In addition to grantmaking, CFF also convenes leading donors to sharpen our sector’s analysis on gender-based violence, create supportive infrastructure for safety movements and coordinate giving to increase grantmaking impact. As a collaborative fund, CFF and our partners help ensure survivor-led movements are resourced at the level necessary to drive transformative change. 

Why do you focus on supporting survivor-led organizations? What does that support look like? 

ALEYAMMA: We support survivor-led work because survivors of gender-based violence are best positioned to create a collective future of joy, safety, and dignity. This means trusting the vision of BIPOC (Black and Indigenous people of color) and QTPOC (queer and trans people of color) survivors’ leadership, then providing them with financial resources that match their power and potential. 

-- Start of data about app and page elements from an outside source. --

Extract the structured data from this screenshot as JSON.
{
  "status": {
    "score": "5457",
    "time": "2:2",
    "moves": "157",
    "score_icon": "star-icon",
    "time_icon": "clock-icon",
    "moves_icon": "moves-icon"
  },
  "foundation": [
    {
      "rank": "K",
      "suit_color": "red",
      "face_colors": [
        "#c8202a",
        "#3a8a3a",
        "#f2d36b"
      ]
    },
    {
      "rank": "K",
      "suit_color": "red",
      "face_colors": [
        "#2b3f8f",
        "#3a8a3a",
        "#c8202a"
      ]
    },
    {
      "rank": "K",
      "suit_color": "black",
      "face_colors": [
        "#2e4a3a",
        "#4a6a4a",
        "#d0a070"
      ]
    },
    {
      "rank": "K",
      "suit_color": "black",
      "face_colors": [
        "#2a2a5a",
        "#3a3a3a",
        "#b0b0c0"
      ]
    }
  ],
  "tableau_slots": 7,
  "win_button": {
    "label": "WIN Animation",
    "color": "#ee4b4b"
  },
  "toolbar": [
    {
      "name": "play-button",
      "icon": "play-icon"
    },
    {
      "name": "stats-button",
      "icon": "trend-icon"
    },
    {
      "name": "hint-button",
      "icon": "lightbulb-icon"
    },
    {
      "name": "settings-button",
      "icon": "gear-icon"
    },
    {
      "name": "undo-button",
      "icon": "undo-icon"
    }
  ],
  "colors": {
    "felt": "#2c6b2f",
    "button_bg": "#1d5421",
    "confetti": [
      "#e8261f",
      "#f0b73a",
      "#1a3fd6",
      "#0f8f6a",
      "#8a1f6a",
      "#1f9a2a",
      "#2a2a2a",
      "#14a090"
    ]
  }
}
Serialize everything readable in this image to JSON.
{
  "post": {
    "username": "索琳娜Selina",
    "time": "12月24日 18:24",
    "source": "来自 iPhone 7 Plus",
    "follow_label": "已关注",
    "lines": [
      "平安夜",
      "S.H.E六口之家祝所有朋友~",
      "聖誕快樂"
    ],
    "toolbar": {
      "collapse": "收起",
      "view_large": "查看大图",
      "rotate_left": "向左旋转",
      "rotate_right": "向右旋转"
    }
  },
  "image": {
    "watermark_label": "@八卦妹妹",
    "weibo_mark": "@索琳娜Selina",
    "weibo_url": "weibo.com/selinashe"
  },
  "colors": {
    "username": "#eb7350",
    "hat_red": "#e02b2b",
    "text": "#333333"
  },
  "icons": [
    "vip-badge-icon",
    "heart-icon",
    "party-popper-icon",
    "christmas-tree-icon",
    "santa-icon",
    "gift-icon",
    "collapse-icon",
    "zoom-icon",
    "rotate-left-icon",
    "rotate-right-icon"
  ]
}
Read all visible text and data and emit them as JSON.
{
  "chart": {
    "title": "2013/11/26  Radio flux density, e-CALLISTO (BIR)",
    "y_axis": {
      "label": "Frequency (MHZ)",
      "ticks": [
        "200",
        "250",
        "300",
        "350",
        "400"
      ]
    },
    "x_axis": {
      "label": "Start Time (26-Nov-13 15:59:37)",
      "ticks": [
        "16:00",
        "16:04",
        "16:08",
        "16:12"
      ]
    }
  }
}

We recognize that these communities’ leadership is rooted in deep histories of resistance and survival strategies through which they have acquired the wisdom and tools needed to create the policies, practices and networks that bring us closer to a world free from violence. 

What would you like donors to know about the challenges facing your work? 

ALEYAMMA: Violence is steadily escalating around the world—not only in our homes and communities but also in our political, economic and social systems. Meanwhile, our society ignores efforts led by women, trans, and gender-expansive people of color to transform entrenched dominant systems, allowing violence to continue.

Survivor-leaders are doing an enormous amount of work to tackle these challenges, but they are doing it with very little sustainable fiscal support. Philanthropy has historically underfunded this work, meaning we urgently need to educate and organize donors to increase long-term sustainable and flexible funding. 

Now is the time for all of us in this sector who are committed to advancing racial and gender equity to take a much more holistic and deeply intersectional approach to funding transformational work and movement-building. Our collective future depends on it.  

Because violence is both interpersonal and structural, we must address all the ways violence occurs to truly eradicate it.

CFF recently announced 29 new grantees. What inspires you most about how these organizations are combatting gender-based violence? 

ALEYAMMA: Creativity, innovation and interconnection were all central themes that inspired us when we selected our new grantees. These partners demonstrate an inherent understanding of how violence is disrupting their communities and what is needed to transform the conditions that create it in the first place. They have developed truly pioneering programs, strategies and services tailored to the lived experiences of the communities that they come from and who they serve.

For example, Free Hearts is led by formerly incarcerated Black women focused on ending the criminalization of survivors of gender-based violence through organizing, advocacy and wrap-around services (other services that survivors need). Waking Women Healing Institute draws a clear connection between state violence and sexual violence against Indigenous women and communities. And Matahari Women Workers Center works to address federal labor policies that fail to protect women, trans, and gender-expansive people of color in particular sectors.

What inspires us most is seeing the connections our grantees are making with each other and other movements across the globe—all who are ultimately strengthening and expanding the anti-violence ecosystem. We are seeing increasing transnational solidarity and diasporic organizing, and groups like Vida AfroLatina and South Asian SOAR are addressing cross-border issues like forced migration and climate change. 

Video file

The announcement of CFF's newest grantees (Video: Courtesy of Collective Future Fund)

Executive Director, Collective Future Fund